§ Work item:
Filter the entries below, keeping every line that has the word "icon".

** Opening Provided material block **

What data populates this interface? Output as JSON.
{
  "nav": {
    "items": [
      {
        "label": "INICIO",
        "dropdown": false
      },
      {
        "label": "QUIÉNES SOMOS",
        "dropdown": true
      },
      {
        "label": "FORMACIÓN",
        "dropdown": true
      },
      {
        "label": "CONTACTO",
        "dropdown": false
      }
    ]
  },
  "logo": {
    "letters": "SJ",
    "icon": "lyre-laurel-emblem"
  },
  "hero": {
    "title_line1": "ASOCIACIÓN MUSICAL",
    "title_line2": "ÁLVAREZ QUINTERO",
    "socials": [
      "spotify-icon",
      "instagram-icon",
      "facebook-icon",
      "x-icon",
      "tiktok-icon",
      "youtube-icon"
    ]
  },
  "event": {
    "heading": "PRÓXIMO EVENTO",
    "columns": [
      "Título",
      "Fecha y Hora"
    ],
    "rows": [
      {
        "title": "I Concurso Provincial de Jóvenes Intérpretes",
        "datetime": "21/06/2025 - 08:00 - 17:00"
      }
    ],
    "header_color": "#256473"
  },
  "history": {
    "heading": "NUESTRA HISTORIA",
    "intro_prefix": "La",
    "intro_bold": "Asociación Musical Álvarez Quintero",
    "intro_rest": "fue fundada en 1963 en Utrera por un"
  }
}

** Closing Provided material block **

§ Solution for this task:
    "icon": "lyre-laurel-emblem"
      "spotify-icon",
      "instagram-icon",
      "facebook-icon",
      "x-icon",
      "tiktok-icon",
      "youtube-icon"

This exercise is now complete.